What this task involves: List each line of the data in which the string "size" appears.

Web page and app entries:
====
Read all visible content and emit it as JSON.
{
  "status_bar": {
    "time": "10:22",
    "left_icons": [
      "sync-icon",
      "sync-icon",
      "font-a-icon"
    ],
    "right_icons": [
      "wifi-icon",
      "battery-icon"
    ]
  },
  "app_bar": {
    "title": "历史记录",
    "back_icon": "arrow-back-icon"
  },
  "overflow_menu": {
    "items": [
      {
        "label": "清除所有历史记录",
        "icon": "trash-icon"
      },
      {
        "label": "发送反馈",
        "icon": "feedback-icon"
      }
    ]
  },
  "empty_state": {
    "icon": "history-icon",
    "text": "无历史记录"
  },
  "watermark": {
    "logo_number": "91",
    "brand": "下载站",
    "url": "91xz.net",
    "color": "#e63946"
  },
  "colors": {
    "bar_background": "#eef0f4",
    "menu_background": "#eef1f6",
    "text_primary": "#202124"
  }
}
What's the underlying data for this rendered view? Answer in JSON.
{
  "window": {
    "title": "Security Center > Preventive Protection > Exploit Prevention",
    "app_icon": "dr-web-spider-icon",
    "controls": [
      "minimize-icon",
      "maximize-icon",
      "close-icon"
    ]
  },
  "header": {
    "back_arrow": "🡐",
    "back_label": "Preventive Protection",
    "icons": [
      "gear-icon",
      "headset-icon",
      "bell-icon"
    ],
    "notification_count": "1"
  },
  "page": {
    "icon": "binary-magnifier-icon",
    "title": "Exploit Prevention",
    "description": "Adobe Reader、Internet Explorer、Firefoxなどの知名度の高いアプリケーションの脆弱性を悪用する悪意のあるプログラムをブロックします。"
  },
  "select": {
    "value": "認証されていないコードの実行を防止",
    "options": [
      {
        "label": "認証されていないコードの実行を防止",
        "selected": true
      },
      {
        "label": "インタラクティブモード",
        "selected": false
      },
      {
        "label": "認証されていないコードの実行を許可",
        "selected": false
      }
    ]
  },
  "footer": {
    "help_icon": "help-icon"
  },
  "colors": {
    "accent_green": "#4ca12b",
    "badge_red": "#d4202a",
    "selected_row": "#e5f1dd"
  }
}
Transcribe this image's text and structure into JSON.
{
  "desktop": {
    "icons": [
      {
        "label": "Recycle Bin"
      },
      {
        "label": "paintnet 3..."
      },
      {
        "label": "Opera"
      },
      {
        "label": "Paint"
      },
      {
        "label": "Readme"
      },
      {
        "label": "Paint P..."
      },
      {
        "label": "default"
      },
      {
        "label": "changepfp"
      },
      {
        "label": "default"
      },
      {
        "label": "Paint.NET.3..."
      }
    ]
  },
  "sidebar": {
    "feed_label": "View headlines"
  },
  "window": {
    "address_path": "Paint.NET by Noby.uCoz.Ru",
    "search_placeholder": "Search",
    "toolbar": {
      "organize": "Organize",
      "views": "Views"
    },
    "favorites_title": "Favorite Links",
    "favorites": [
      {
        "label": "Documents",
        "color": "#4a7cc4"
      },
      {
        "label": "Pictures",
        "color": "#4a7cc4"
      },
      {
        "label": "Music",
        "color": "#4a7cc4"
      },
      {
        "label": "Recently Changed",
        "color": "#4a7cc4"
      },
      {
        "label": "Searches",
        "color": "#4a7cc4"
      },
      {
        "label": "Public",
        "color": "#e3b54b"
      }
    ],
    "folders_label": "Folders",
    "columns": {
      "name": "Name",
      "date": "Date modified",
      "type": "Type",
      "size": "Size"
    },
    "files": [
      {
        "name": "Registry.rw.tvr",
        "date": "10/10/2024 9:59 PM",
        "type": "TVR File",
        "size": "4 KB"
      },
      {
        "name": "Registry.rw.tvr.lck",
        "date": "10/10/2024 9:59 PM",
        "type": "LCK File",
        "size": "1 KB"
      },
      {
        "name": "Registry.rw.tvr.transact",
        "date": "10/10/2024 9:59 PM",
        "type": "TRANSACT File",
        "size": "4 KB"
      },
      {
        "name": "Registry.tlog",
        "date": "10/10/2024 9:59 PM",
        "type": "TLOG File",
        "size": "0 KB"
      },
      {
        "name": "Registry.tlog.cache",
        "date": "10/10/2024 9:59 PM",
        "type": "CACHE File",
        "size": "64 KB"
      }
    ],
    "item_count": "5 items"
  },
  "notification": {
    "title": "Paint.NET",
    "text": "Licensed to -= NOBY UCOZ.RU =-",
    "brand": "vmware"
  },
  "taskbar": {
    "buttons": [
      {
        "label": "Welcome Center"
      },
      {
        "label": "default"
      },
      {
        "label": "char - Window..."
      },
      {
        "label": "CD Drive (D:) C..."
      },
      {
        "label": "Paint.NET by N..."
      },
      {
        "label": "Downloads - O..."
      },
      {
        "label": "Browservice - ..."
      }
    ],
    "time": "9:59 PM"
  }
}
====
Solution for this task:
      "size": "Size"
        "size": "4 KB"
        "size": "1 KB"
        "size": "4 KB"
        "size": "0 KB"
        "size": "64 KB"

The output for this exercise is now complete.